### Record set ###
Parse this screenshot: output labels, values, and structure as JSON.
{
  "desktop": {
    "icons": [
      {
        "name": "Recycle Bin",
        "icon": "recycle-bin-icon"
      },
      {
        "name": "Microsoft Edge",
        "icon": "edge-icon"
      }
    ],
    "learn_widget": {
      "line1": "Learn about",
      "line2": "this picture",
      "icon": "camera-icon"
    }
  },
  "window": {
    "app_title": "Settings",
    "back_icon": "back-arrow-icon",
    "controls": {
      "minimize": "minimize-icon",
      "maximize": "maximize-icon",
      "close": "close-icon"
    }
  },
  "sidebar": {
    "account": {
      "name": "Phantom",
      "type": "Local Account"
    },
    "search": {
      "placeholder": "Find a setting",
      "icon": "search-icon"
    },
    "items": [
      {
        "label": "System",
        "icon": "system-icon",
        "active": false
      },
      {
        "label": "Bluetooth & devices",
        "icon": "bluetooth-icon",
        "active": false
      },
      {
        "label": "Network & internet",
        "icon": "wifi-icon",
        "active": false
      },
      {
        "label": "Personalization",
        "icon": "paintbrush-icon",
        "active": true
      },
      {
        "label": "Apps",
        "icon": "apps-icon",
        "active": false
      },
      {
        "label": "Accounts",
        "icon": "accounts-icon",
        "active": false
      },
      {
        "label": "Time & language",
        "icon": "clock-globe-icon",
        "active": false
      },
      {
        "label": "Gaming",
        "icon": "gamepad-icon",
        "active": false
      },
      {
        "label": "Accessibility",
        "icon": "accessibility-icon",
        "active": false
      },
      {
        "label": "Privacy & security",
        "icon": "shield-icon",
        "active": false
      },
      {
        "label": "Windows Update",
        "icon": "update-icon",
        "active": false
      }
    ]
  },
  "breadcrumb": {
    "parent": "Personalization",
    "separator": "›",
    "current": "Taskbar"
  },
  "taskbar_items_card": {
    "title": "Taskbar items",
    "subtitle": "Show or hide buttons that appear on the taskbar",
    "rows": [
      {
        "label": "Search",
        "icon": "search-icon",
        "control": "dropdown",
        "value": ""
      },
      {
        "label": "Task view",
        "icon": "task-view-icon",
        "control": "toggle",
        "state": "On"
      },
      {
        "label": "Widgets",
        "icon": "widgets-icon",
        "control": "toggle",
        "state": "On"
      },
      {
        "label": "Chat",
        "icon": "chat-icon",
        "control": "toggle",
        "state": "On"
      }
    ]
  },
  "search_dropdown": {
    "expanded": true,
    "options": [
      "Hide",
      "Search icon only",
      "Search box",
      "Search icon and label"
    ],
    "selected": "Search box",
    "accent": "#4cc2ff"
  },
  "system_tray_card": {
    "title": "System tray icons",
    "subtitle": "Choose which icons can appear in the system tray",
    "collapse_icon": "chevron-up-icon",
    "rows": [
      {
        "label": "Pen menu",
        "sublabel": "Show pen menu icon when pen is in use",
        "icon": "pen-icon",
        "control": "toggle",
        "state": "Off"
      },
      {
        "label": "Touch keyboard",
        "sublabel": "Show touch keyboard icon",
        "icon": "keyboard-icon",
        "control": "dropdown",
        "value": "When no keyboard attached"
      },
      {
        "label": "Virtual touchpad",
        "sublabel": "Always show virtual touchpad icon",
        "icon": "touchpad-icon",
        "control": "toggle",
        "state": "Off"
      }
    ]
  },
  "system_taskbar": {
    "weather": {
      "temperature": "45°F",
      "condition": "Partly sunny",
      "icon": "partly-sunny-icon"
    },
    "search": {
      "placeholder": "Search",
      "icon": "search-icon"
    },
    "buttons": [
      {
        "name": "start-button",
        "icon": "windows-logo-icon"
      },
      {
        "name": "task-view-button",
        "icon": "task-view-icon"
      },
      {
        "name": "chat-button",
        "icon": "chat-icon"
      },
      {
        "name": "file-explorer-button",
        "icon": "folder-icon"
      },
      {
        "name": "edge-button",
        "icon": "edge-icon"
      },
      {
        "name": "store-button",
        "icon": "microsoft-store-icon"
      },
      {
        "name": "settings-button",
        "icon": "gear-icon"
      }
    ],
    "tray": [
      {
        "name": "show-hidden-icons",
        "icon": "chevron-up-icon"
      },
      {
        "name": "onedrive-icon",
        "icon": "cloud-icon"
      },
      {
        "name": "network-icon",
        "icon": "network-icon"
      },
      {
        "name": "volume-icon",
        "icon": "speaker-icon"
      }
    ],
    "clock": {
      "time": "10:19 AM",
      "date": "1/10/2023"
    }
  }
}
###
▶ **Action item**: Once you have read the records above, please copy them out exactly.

▶ **Result of the task**:
Parse this screenshot: output labels, values, and structure as JSON.
{
  "desktop": {
    "icons": [
      {
        "name": "Recycle Bin",
        "icon": "recycle-bin-icon"
      },
      {
        "name": "Microsoft Edge",
        "icon": "edge-icon"
      }
    ],
    "learn_widget": {
      "line1": "Learn about",
      "line2": "this picture",
      "icon": "camera-icon"
    }
  },
  "window": {
    "app_title": "Settings",
    "back_icon": "back-arrow-icon",
    "controls": {
      "minimize": "minimize-icon",
      "maximize": "maximize-icon",
      "close": "close-icon"
    }
  },
  "sidebar": {
    "account": {
      "name": "Phantom",
      "type": "Local Account"
    },
    "search": {
      "placeholder": "Find a setting",
      "icon": "search-icon"
    },
    "items": [
      {
        "label": "System",
        "icon": "system-icon",
        "active": false
      },
      {
        "label": "Bluetooth & devices",
        "icon": "bluetooth-icon",
        "active": false
      },
      {
        "label": "Network & internet",
        "icon": "wifi-icon",
        "active": false
      },
      {
        "label": "Personalization",
        "icon": "paintbrush-icon",
        "active": true
      },
      {
        "label": "Apps",
        "icon": "apps-icon",
        "active": false
      },
      {
        "label": "Accounts",
        "icon": "accounts-icon",
        "active": false
      },
      {
        "label": "Time & language",
        "icon": "clock-globe-icon",
        "active": false
      },
      {
        "label": "Gaming",
        "icon": "gamepad-icon",
        "active": false
      },
      {
        "label": "Accessibility",
        "icon": "accessibility-icon",
        "active": false
      },
      {
        "label": "Privacy & security",
        "icon": "shield-icon",
        "active": false
      },
      {
        "label": "Windows Update",
        "icon": "update-icon",
        "active": false
      }
    ]
  },
  "breadcrumb": {
    "parent": "Personalization",
    "separator": "›",
    "current": "Taskbar"
  },
  "taskbar_items_card": {
    "title": "Taskbar items",
    "subtitle": "Show or hide buttons that appear on the taskbar",
    "rows": [
      {
        "label": "Search",
        "icon": "search-icon",
        "control": "dropdown",
        "value": ""
      },
      {
        "label": "Task view",
        "icon": "task-view-icon",
        "control": "toggle",
        "state": "On"
      },
      {
        "label": "Widgets",
        "icon": "widgets-icon",
        "control": "toggle",
        "state": "On"
      },
      {
        "label": "Chat",
        "icon": "chat-icon",
        "control": "toggle",
        "state": "On"
      }
    ]
  },
  "search_dropdown": {
    "expanded": true,
    "options": [
      "Hide",
      "Search icon only",
      "Search box",
      "Search icon and label"
    ],
    "selected": "Search box",
    "accent": "#4cc2ff"
  },
  "system_tray_card": {
    "title": "System tray icons",
    "subtitle": "Choose which icons can appear in the system tray",
    "collapse_icon": "chevron-up-icon",
    "rows": [
      {
        "label": "Pen menu",
        "sublabel": "Show pen menu icon when pen is in use",
        "icon": "pen-icon",
        "control": "toggle",
        "state": "Off"
      },
      {
        "label": "Touch keyboard",
        "sublabel": "Show touch keyboard icon",
        "icon": "keyboard-icon",
        "control": "dropdown",
        "value": "When no keyboard attached"
      },
      {
        "label": "Virtual touchpad",
        "sublabel": "Always show virtual touchpad icon",
        "icon": "touchpad-icon",
        "control": "toggle",
        "state": "Off"
      }
    ]
  },
  "system_taskbar": {
    "weather": {
      "temperature": "45°F",
      "condition": "Partly sunny",
      "icon": "partly-sunny-icon"
    },
    "search": {
      "placeholder": "Search",
      "icon": "search-icon"
    },
    "buttons": [
      {
        "name": "start-button",
        "icon": "windows-logo-icon"
      },
      {
        "name": "task-view-button",
        "icon": "task-view-icon"
      },
      {
        "name": "chat-button",
        "icon": "chat-icon"
      },
      {
        "name": "file-explorer-button",
        "icon": "folder-icon"
      },
      {
        "name": "edge-button",
        "icon": "edge-icon"
      },
      {
        "name": "store-button",
        "icon": "microsoft-store-icon"
      },
      {
        "name": "settings-button",
        "icon": "gear-icon"
      }
    ],
    "tray": [
      {
        "name": "show-hidden-icons",
        "icon": "chevron-up-icon"
      },
      {
        "name": "onedrive-icon",
        "icon": "cloud-icon"
      },
      {
        "name": "network-icon",
        "icon": "network-icon"
      },
      {
        "name": "volume-icon",
        "icon": "speaker-icon"
      }
    ],
    "clock": {
      "time": "10:19 AM",
      "date": "1/10/2023"
    }
  }
}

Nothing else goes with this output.